● **Supplied data**:
:::::

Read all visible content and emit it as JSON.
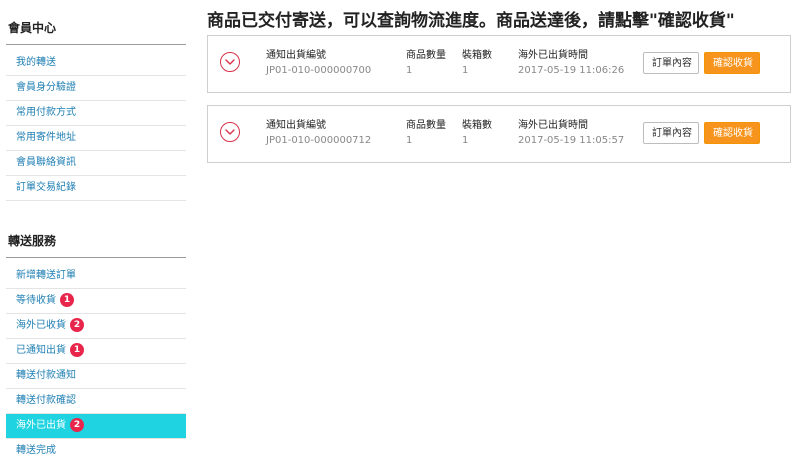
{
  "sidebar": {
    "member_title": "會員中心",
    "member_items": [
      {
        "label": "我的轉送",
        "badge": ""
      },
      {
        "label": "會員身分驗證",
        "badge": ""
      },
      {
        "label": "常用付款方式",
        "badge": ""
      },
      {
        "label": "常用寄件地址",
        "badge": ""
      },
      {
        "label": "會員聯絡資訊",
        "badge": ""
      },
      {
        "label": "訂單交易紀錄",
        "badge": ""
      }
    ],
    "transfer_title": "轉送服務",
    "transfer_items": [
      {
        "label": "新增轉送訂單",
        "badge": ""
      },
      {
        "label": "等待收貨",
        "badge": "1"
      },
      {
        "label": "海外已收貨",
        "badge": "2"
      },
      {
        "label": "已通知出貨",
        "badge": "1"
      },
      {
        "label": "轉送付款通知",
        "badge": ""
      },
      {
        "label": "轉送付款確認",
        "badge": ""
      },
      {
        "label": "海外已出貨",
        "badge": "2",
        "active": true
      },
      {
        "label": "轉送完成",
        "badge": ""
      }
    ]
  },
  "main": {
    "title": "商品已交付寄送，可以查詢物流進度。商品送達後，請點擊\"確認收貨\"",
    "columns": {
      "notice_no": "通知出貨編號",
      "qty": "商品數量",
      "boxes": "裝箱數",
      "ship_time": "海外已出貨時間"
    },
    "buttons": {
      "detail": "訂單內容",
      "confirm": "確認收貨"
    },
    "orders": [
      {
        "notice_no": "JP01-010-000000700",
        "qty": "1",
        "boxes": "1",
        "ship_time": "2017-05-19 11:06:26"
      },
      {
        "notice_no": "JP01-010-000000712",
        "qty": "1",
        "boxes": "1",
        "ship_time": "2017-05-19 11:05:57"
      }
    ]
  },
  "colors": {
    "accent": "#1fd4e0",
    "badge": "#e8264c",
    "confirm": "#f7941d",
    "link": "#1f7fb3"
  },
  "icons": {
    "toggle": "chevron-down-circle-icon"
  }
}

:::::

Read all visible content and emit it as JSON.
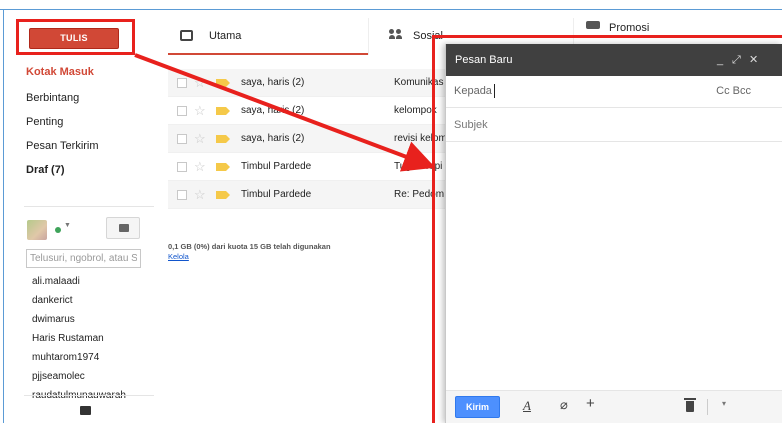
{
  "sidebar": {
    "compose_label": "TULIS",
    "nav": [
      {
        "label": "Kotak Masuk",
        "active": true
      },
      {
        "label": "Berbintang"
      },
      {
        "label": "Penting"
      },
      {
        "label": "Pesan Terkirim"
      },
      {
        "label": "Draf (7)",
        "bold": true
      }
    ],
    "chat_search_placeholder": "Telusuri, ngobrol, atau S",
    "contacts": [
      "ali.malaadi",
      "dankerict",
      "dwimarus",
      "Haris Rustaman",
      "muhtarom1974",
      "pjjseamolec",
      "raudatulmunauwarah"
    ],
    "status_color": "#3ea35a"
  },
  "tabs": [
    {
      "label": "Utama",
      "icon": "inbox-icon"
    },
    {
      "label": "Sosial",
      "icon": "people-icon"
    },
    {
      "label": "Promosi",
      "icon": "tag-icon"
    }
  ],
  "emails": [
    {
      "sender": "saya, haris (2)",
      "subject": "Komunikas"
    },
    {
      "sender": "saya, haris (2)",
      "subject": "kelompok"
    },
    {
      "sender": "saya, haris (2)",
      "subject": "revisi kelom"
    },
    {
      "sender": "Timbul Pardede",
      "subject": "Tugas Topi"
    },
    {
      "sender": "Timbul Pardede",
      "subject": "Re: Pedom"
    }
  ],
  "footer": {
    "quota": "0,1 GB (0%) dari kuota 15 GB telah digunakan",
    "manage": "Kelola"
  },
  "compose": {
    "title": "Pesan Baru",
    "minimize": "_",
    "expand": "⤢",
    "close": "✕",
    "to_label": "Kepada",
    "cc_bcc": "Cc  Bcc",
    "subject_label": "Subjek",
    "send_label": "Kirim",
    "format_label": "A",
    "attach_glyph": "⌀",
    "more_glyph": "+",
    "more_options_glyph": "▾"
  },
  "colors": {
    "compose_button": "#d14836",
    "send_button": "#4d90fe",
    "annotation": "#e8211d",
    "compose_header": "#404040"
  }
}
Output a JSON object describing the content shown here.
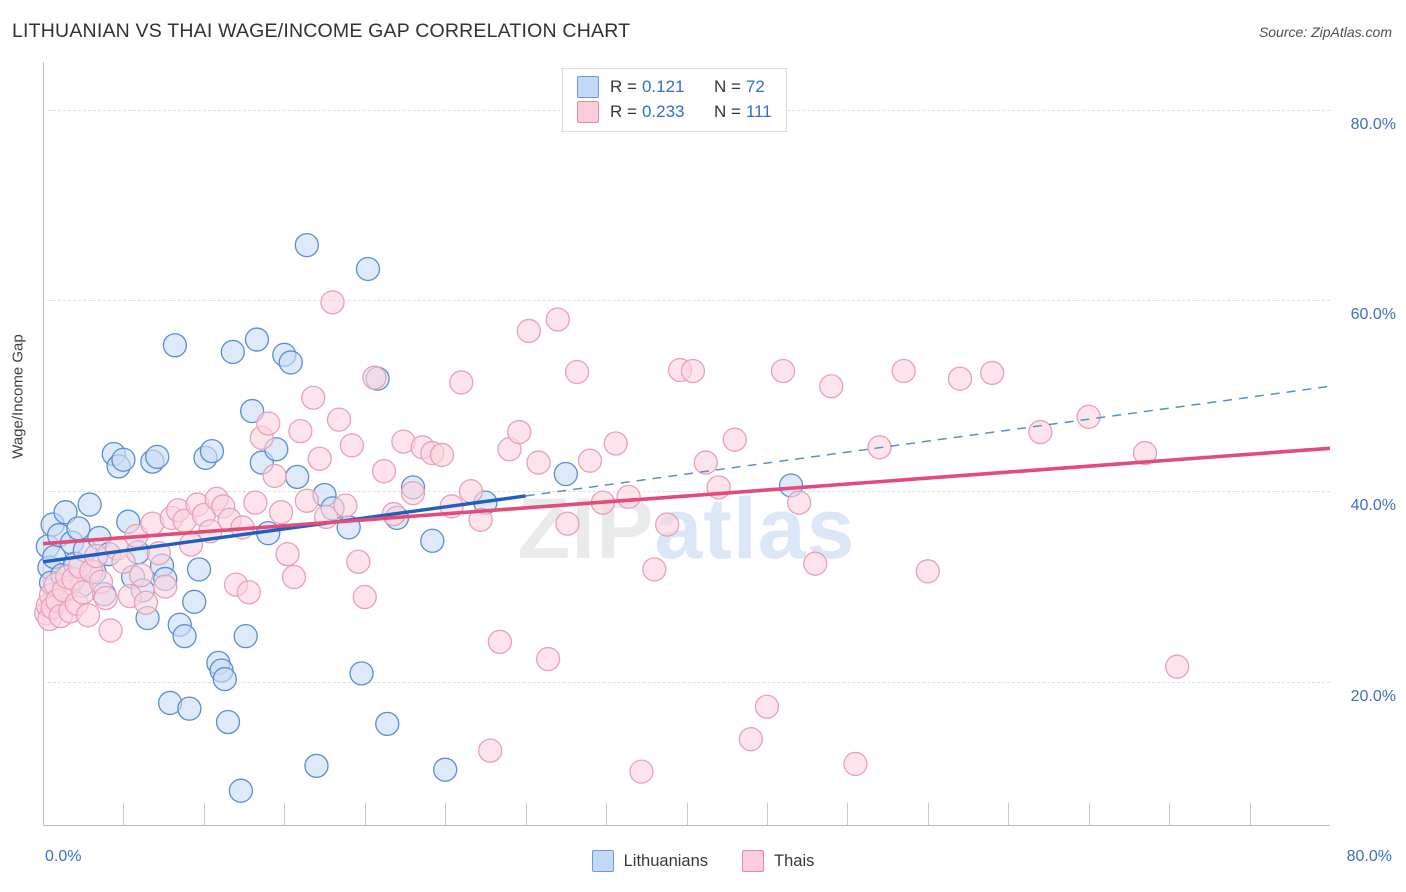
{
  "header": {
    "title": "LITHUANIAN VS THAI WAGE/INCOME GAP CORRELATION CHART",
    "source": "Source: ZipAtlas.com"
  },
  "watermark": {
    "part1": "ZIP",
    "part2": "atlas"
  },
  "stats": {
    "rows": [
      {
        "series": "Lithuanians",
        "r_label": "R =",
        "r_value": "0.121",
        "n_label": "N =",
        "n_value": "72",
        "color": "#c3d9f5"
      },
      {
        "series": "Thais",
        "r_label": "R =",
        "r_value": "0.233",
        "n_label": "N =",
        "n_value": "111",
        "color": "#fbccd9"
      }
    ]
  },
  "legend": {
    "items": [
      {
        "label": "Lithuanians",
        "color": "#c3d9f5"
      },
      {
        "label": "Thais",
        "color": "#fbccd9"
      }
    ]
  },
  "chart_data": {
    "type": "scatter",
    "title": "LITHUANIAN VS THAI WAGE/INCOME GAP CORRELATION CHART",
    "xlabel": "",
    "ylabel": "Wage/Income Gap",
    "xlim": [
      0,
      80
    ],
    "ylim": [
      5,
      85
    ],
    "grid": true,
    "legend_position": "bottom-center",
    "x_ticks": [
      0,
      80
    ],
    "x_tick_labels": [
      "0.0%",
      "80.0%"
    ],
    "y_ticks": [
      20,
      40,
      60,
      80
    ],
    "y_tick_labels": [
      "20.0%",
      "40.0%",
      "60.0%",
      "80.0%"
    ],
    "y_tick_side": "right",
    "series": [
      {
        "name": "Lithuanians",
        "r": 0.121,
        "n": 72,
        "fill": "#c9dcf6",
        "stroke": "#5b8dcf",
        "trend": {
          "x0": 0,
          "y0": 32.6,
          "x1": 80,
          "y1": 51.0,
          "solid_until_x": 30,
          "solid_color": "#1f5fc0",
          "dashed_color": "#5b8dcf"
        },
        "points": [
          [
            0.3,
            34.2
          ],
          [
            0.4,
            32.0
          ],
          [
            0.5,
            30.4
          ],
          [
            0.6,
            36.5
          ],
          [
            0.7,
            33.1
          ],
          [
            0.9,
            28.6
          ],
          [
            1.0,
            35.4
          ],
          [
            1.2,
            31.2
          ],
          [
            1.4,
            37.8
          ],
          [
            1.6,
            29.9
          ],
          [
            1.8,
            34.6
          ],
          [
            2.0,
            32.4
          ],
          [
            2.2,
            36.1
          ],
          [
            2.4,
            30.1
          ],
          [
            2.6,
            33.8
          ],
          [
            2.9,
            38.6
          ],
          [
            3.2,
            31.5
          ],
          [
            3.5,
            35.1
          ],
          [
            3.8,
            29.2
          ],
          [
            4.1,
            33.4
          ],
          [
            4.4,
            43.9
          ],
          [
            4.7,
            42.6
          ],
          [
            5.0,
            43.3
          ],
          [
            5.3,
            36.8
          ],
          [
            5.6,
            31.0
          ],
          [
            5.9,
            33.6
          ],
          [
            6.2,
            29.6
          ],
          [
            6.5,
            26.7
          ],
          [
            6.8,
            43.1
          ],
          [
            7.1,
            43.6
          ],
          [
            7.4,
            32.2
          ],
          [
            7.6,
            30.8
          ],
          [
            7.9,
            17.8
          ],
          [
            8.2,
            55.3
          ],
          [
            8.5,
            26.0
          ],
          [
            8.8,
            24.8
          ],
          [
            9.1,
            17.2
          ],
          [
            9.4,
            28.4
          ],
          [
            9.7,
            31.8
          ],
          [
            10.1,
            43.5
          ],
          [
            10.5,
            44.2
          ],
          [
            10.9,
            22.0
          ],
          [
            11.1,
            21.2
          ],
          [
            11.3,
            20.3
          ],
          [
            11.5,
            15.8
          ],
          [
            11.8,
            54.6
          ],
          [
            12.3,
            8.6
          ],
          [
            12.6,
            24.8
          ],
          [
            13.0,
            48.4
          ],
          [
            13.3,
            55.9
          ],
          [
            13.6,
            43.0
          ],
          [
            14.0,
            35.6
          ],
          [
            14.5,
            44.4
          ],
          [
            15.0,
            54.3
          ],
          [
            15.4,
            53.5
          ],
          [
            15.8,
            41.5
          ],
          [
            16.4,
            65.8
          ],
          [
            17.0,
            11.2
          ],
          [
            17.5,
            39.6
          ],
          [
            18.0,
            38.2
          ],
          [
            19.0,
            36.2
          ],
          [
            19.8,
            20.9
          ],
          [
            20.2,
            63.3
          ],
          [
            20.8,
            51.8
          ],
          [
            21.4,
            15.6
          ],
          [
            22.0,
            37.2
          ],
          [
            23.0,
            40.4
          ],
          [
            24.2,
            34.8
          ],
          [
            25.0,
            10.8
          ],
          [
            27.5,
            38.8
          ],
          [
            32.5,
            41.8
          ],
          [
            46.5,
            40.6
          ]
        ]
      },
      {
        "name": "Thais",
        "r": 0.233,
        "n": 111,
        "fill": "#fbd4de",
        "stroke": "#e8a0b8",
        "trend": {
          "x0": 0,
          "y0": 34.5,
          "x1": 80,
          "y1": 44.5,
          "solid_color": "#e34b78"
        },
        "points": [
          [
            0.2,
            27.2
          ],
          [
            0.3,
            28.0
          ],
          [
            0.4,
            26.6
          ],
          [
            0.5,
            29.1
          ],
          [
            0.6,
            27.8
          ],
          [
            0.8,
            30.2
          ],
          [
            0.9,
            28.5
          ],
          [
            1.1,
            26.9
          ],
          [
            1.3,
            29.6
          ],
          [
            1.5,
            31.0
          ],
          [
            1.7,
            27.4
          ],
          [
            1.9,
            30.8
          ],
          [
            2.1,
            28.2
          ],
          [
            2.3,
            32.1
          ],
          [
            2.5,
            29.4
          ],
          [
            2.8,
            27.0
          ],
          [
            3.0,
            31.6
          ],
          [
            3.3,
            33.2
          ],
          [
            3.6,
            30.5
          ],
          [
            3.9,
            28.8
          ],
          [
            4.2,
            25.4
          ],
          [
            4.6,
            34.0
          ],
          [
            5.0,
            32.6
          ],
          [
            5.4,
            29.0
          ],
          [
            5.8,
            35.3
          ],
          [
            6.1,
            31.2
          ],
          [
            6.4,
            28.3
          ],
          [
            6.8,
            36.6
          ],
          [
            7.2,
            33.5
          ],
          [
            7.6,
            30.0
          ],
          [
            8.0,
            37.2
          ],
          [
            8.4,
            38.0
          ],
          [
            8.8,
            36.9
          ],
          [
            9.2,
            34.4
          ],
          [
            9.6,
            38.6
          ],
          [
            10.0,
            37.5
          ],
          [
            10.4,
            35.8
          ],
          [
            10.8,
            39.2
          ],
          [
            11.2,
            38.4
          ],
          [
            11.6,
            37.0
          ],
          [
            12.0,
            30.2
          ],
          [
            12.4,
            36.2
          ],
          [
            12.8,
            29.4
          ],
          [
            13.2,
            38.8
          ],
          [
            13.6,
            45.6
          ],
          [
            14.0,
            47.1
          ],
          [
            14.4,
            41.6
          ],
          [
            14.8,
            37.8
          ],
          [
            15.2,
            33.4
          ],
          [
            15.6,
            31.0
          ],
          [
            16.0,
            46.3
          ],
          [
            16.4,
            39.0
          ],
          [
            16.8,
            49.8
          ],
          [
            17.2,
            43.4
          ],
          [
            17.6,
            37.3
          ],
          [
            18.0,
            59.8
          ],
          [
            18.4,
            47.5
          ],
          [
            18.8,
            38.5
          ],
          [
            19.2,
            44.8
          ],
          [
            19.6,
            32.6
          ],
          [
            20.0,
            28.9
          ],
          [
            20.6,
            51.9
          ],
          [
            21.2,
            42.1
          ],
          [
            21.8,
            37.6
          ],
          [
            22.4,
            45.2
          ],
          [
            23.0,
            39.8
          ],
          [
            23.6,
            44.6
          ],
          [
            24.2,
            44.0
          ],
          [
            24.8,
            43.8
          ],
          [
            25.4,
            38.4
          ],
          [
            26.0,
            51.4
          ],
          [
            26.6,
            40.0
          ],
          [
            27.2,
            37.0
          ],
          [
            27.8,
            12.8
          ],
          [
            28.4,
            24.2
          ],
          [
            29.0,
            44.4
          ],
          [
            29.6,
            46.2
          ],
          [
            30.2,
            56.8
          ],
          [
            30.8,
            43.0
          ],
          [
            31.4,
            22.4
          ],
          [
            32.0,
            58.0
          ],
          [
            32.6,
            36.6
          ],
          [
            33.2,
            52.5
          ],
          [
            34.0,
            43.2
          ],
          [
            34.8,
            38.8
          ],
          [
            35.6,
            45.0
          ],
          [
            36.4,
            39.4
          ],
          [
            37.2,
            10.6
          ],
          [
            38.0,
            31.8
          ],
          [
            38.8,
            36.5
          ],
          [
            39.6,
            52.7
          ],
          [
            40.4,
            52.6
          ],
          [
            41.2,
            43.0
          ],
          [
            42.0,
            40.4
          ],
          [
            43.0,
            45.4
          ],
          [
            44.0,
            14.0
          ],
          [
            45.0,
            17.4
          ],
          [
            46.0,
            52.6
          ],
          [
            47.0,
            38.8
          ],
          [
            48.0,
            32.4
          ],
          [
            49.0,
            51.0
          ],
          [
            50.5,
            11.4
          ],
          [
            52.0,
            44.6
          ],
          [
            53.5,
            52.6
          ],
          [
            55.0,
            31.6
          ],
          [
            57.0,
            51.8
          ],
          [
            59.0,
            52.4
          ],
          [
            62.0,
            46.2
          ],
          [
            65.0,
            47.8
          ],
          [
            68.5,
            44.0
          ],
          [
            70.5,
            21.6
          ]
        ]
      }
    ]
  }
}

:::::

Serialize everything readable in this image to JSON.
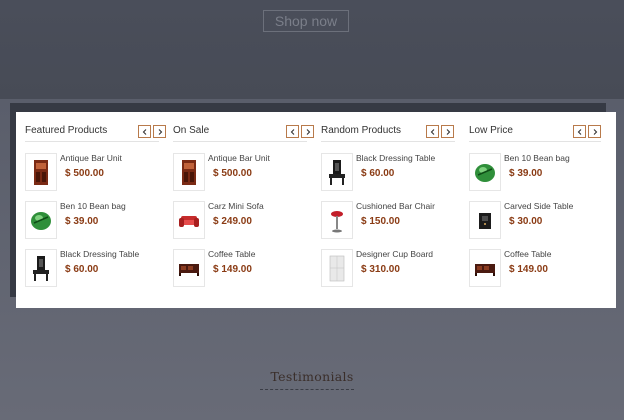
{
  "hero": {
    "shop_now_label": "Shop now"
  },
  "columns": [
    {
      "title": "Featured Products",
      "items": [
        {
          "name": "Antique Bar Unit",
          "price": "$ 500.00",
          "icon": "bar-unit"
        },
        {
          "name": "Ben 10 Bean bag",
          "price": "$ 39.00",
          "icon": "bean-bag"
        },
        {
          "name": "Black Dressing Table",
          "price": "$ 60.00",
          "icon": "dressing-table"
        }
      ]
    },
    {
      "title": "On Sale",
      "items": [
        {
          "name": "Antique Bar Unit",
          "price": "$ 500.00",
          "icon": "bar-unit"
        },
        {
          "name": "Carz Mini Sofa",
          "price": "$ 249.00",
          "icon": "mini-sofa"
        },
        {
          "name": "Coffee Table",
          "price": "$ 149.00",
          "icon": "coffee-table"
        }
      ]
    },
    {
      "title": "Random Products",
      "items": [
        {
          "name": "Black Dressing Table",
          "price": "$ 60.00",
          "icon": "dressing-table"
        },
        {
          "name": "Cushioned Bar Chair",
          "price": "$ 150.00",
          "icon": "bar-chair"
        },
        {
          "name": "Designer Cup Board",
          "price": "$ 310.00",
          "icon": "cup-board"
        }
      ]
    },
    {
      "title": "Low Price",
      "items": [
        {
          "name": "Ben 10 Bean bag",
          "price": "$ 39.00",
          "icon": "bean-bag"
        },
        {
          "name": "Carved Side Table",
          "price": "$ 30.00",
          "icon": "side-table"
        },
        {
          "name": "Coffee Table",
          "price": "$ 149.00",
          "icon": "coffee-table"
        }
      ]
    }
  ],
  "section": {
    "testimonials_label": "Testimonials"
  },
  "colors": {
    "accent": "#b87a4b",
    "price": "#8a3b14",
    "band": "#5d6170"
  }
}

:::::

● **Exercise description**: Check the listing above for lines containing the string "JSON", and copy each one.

● **Output of the task**:
Read all visible content and emit it as JSON.
Read all visible content and emit it as JSON.
Output a JSON object describing the content shown here.
Serialize everything readable in this image to JSON.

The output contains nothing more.